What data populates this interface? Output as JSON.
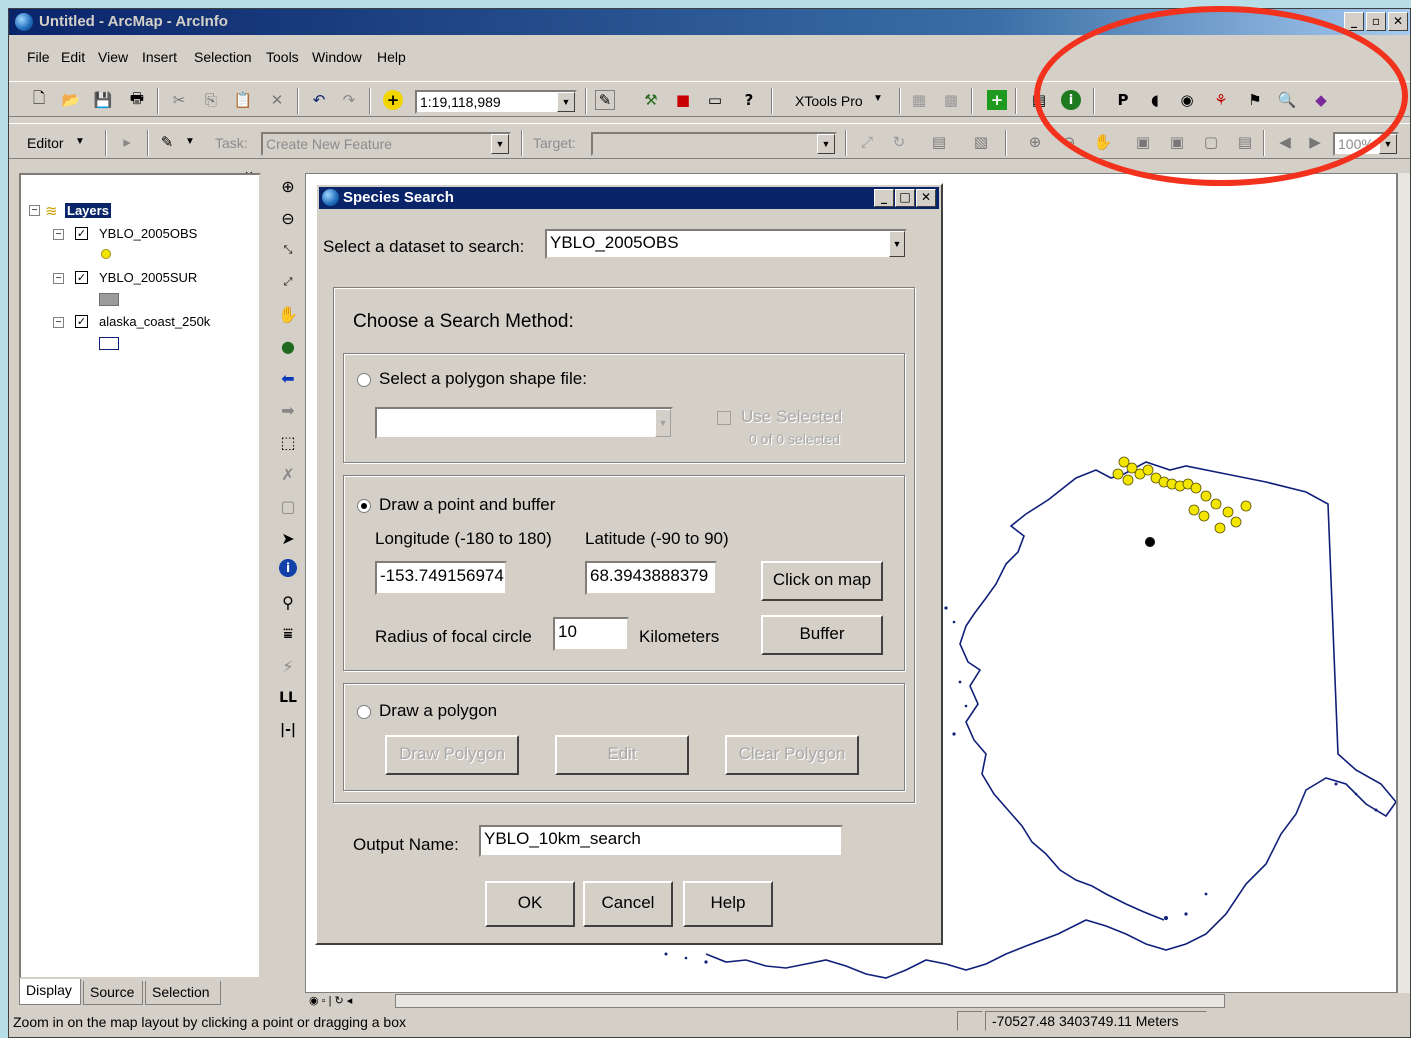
{
  "window": {
    "title": "Untitled - ArcMap - ArcInfo"
  },
  "menu": [
    "File",
    "Edit",
    "View",
    "Insert",
    "Selection",
    "Tools",
    "Window",
    "Help"
  ],
  "toolbar": {
    "scale": "1:19,118,989",
    "xtools": "XTools Pro",
    "editor": "Editor",
    "task_label": "Task:",
    "task_value": "Create New Feature",
    "target_label": "Target:",
    "zoom_value": "100%"
  },
  "toc": {
    "root": "Layers",
    "layers": [
      {
        "name": "YBLO_2005OBS",
        "checked": true
      },
      {
        "name": "YBLO_2005SUR",
        "checked": true
      },
      {
        "name": "alaska_coast_250k",
        "checked": true
      }
    ],
    "tabs": [
      "Display",
      "Source",
      "Selection"
    ]
  },
  "dialog": {
    "title": "Species Search",
    "dataset_label": "Select a dataset to search:",
    "dataset_value": "YBLO_2005OBS",
    "method_heading": "Choose a Search Method:",
    "polygon_file_label": "Select a polygon shape file:",
    "use_selected_label": "Use Selected",
    "selected_count": "0 of 0 selected",
    "point_buffer_label": "Draw a point and buffer",
    "longitude_label": "Longitude (-180 to 180)",
    "latitude_label": "Latitude (-90 to 90)",
    "longitude_value": "-153.749156974",
    "latitude_value": "68.3943888379",
    "click_on_map": "Click on map",
    "radius_label": "Radius of focal circle",
    "radius_value": "10",
    "km_label": "Kilometers",
    "buffer": "Buffer",
    "draw_polygon_label": "Draw a polygon",
    "draw_polygon_btn": "Draw Polygon",
    "edit_btn": "Edit",
    "clear_polygon_btn": "Clear Polygon",
    "output_label": "Output Name:",
    "output_value": "YBLO_10km_search",
    "ok": "OK",
    "cancel": "Cancel",
    "help": "Help"
  },
  "status": {
    "message": "Zoom in on the map layout by clicking a point or dragging a box",
    "coords": "-70527.48  3403749.11 Meters"
  },
  "colors": {
    "annotation": "#f2321c",
    "titlebar": "#0a246a",
    "points": "#f2e600",
    "coast": "#10207a"
  }
}
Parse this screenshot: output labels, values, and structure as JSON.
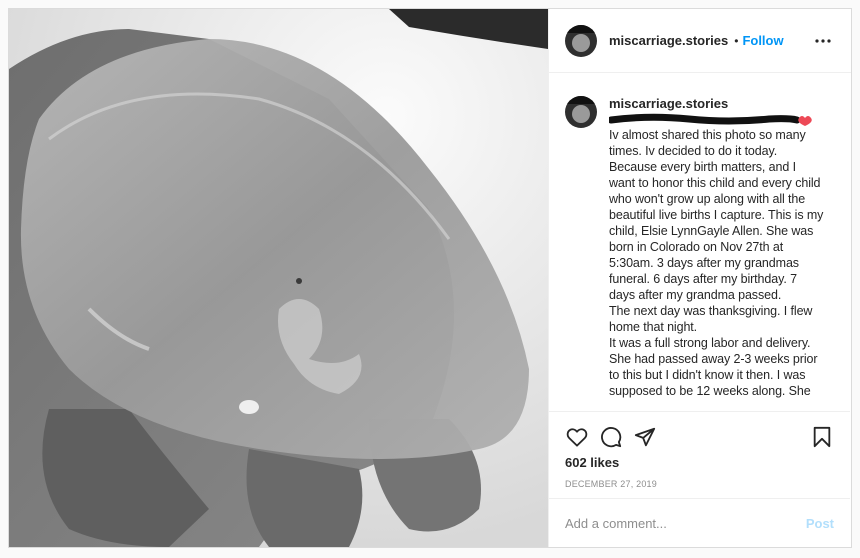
{
  "header": {
    "username": "miscarriage.stories",
    "separator": "•",
    "follow_label": "Follow",
    "more_icon": "more-dots-icon"
  },
  "comment": {
    "username": "miscarriage.stories",
    "caption": "Iv almost shared this photo so many times. Iv decided to do it today. Because every birth matters, and I want to honor this child and every child who won't grow up along with all the beautiful live births I capture. This is my child, Elsie LynnGayle Allen. She was born in Colorado on Nov 27th at 5:30am. 3 days after my grandmas funeral. 6 days after my birthday. 7 days after my grandma passed.\nThe next day was thanksgiving. I flew home that night.\nIt was a full strong labor and delivery. She had passed away 2-3 weeks prior to this but I didn't know it then. I was supposed to be 12 weeks along. She"
  },
  "actions": {
    "like_icon": "heart-icon",
    "comment_icon": "comment-bubble-icon",
    "share_icon": "paper-plane-icon",
    "save_icon": "bookmark-icon"
  },
  "likes_text": "602 likes",
  "date_text": "DECEMBER 27, 2019",
  "add_comment": {
    "placeholder": "Add a comment...",
    "post_label": "Post"
  },
  "colors": {
    "follow": "#0095f6",
    "post_disabled": "#b2dffc",
    "heart_emoji": "#ed4956"
  }
}
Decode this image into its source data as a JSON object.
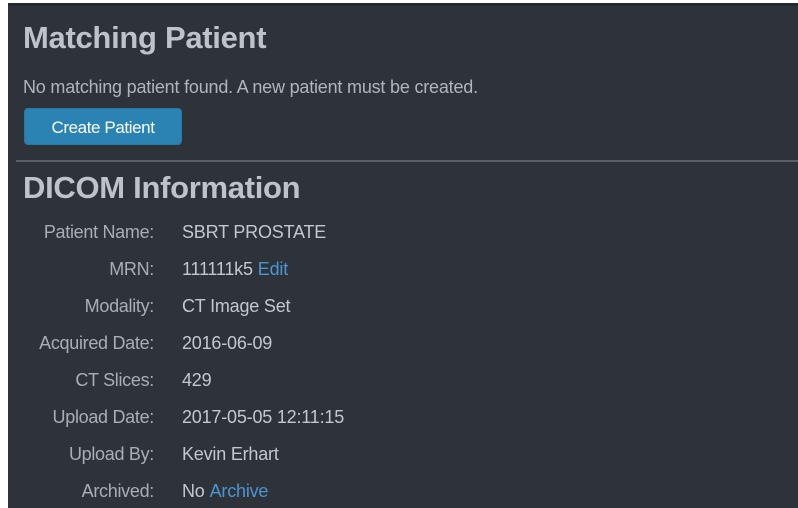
{
  "matching": {
    "title": "Matching Patient",
    "message": "No matching patient found. A new patient must be created.",
    "create_button": "Create Patient"
  },
  "dicom": {
    "title": "DICOM Information",
    "rows": [
      {
        "label": "Patient Name:",
        "value": "SBRT PROSTATE"
      },
      {
        "label": "MRN:",
        "value": "111111k5",
        "link": "Edit"
      },
      {
        "label": "Modality:",
        "value": "CT Image Set"
      },
      {
        "label": "Acquired Date:",
        "value": "2016-06-09"
      },
      {
        "label": "CT Slices:",
        "value": "429"
      },
      {
        "label": "Upload Date:",
        "value": "2017-05-05 12:11:15"
      },
      {
        "label": "Upload By:",
        "value": "Kevin Erhart"
      },
      {
        "label": "Archived:",
        "value": "No",
        "link": "Archive"
      }
    ]
  },
  "colors": {
    "panel_background": "#2d3339",
    "button": "#2a83b3",
    "link": "#4a96d2"
  }
}
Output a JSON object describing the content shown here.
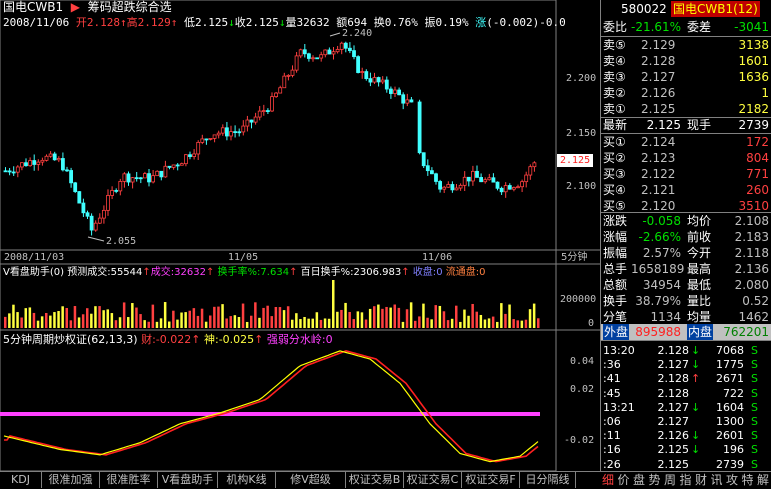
{
  "header": {
    "stock_name": "国电CWB1",
    "index_label": "筹码超跌综合选",
    "date": "2008/11/06",
    "open_label": "开",
    "open": "2.128",
    "high_label": "高",
    "high": "2.129",
    "low_label": "低",
    "low": "2.125",
    "close_label": "收",
    "close": "2.125",
    "vol_label": "量",
    "vol": "32632",
    "amt_label": "额",
    "amt": "694",
    "turn_label": "换",
    "turn": "0.76%",
    "amp_label": "振",
    "amp": "0.19%",
    "chg_label": "涨",
    "chg": "(-0.002)-0.0"
  },
  "main_chart": {
    "price_ticks": [
      "2.200",
      "2.150",
      "2.100"
    ],
    "current_price": "2.125",
    "high_marker": "2.240",
    "low_marker": "2.055",
    "dates": [
      "2008/11/03",
      "11/05",
      "11/06"
    ],
    "period": "5分钟"
  },
  "volume_panel": {
    "title": "V看盘助手(0)",
    "pred_label": "预测成交:",
    "pred": "55544",
    "trade_label": "成交:",
    "trade": "32632",
    "turn_label": "换手率%:",
    "turn": "7.634",
    "hundred_label": "百日换手%:",
    "hundred": "2306.983",
    "recv_label": "收盘:",
    "recv": "0",
    "flow_label": "流通盘:",
    "flow": "0",
    "tick": "200000",
    "tick_zero": "0"
  },
  "osc_panel": {
    "title": "5分钟周期炒权证(62,13,3)",
    "cai_label": "财:",
    "cai": "-0.022",
    "shen_label": "神:",
    "shen": "-0.025",
    "strong_label": "强弱分水岭:",
    "strong": "0",
    "ticks": [
      "0.04",
      "0.02",
      "-0.02"
    ]
  },
  "quote": {
    "weibi_label": "委比",
    "weibi": "-21.61%",
    "weicha_label": "委差",
    "weicha": "-3041",
    "code": "580022",
    "name": "国电CWB1(12)",
    "asks": [
      {
        "label": "卖⑤",
        "price": "2.129",
        "vol": "3138"
      },
      {
        "label": "卖④",
        "price": "2.128",
        "vol": "1601"
      },
      {
        "label": "卖③",
        "price": "2.127",
        "vol": "1636"
      },
      {
        "label": "卖②",
        "price": "2.126",
        "vol": "1"
      },
      {
        "label": "卖①",
        "price": "2.125",
        "vol": "2182"
      }
    ],
    "latest_label": "最新",
    "latest": "2.125",
    "now_label": "现手",
    "now": "2739",
    "bids": [
      {
        "label": "买①",
        "price": "2.124",
        "vol": "172"
      },
      {
        "label": "买②",
        "price": "2.123",
        "vol": "804"
      },
      {
        "label": "买③",
        "price": "2.122",
        "vol": "771"
      },
      {
        "label": "买④",
        "price": "2.121",
        "vol": "260"
      },
      {
        "label": "买⑤",
        "price": "2.120",
        "vol": "3510"
      }
    ],
    "stats": [
      {
        "l1": "涨跌",
        "v1": "-0.058",
        "l2": "均价",
        "v2": "2.108"
      },
      {
        "l1": "涨幅",
        "v1": "-2.66%",
        "l2": "前收",
        "v2": "2.183"
      },
      {
        "l1": "振幅",
        "v1": "2.57%",
        "l2": "今开",
        "v2": "2.118"
      },
      {
        "l1": "总手",
        "v1": "1658189",
        "l2": "最高",
        "v2": "2.136"
      },
      {
        "l1": "总额",
        "v1": "34954",
        "l2": "最低",
        "v2": "2.080"
      },
      {
        "l1": "换手",
        "v1": "38.79%",
        "l2": "量比",
        "v2": "0.52"
      },
      {
        "l1": "分笔",
        "v1": "1134",
        "l2": "均量",
        "v2": "1462"
      }
    ],
    "outer_label": "外盘",
    "outer": "895988",
    "inner_label": "内盘",
    "inner": "762201",
    "ticks": [
      {
        "time": "13:20",
        "price": "2.128",
        "dir": "↓",
        "vol": "7068",
        "bs": "S"
      },
      {
        "time": ":36",
        "price": "2.127",
        "dir": "↓",
        "vol": "1775",
        "bs": "S"
      },
      {
        "time": ":41",
        "price": "2.128",
        "dir": "↑",
        "vol": "2671",
        "bs": "S"
      },
      {
        "time": ":45",
        "price": "2.128",
        "dir": "",
        "vol": "722",
        "bs": "S"
      },
      {
        "time": "13:21",
        "price": "2.127",
        "dir": "↓",
        "vol": "1604",
        "bs": "S"
      },
      {
        "time": ":06",
        "price": "2.127",
        "dir": "",
        "vol": "1300",
        "bs": "S"
      },
      {
        "time": ":11",
        "price": "2.126",
        "dir": "↓",
        "vol": "2601",
        "bs": "S"
      },
      {
        "time": ":16",
        "price": "2.125",
        "dir": "↓",
        "vol": "196",
        "bs": "S"
      },
      {
        "time": ":26",
        "price": "2.125",
        "dir": "",
        "vol": "2739",
        "bs": "S"
      }
    ]
  },
  "tabs": [
    "KDJ",
    "很准加强",
    "很准胜率",
    "V看盘助手",
    "机构K线",
    "修V超级MACD",
    "权证交易B",
    "权证交易C",
    "权证交易F",
    "日分隔线"
  ],
  "right_tabs": [
    "细",
    "价",
    "盘",
    "势",
    "周",
    "指",
    "财",
    "讯",
    "攻",
    "特",
    "解"
  ],
  "colors": {
    "up": "#ff4040",
    "down": "#40ffff",
    "vol": "#ffff40",
    "threshold": "#ff40ff",
    "shen": "#ff2020",
    "cai": "#ffff00"
  }
}
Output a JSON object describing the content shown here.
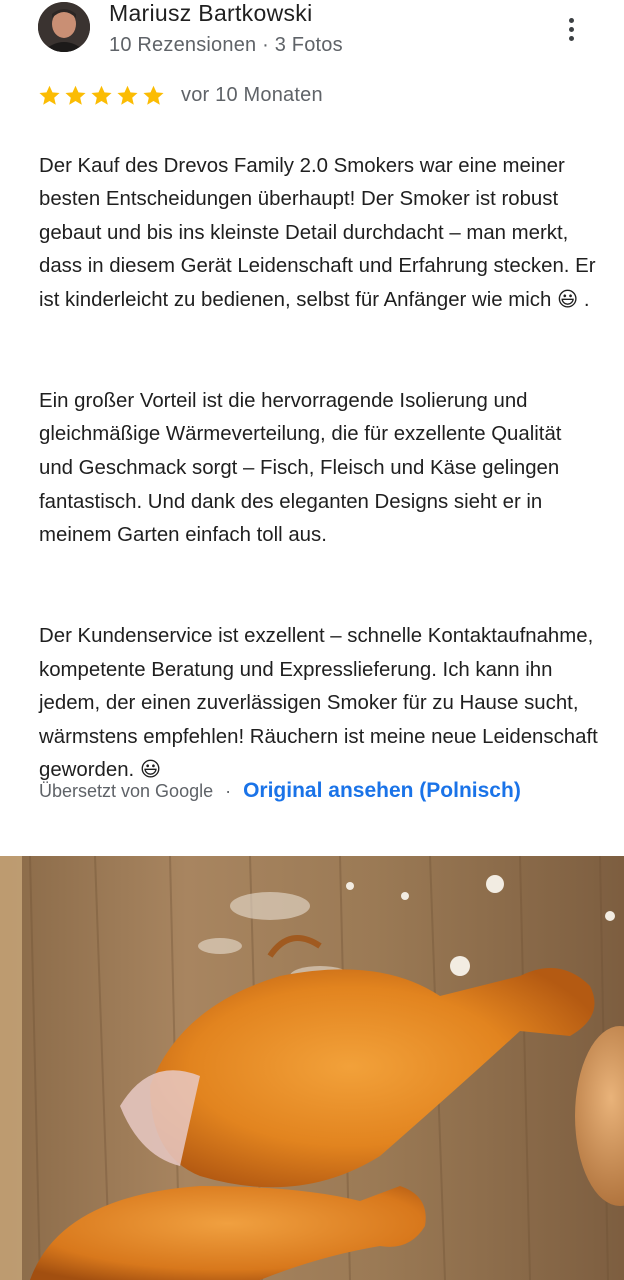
{
  "author": {
    "name": "Mariusz Bartkowski",
    "meta": "10 Rezensionen · 3 Fotos"
  },
  "rating": {
    "stars": 5,
    "max": 5,
    "date": "vor 10 Monaten"
  },
  "review": {
    "paragraphs": [
      "Der Kauf des Drevos Family 2.0 Smokers war eine meiner besten Entscheidungen überhaupt! Der Smoker ist robust gebaut und bis ins kleinste Detail durchdacht – man merkt, dass in diesem Gerät Leidenschaft und Erfahrung stecken. Er ist kinderleicht zu bedienen, selbst für Anfänger wie mich 😃 .",
      "Ein großer Vorteil ist die hervorragende Isolierung und gleichmäßige Wärmeverteilung, die für exzellente Qualität und Geschmack sorgt – Fisch, Fleisch und Käse gelingen fantastisch. Und dank des eleganten Designs sieht er in meinem Garten einfach toll aus.",
      "Der Kundenservice ist exzellent – schnelle Kontaktaufnahme, kompetente Beratung und Expresslieferung. Ich kann ihn jedem, der einen zuverlässigen Smoker für zu Hause sucht, wärmstens empfehlen! Räuchern ist meine neue Leidenschaft geworden. 😃"
    ]
  },
  "translation": {
    "translated_by": "Übersetzt von Google",
    "separator": "·",
    "original_link": "Original ansehen (Polnisch)"
  },
  "colors": {
    "star": "#fbbc04",
    "link": "#1a73e8",
    "meta_text": "#5f6368"
  },
  "icons": {
    "more": "more-vert-icon",
    "star": "star-icon"
  }
}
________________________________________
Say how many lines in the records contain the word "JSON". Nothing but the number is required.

5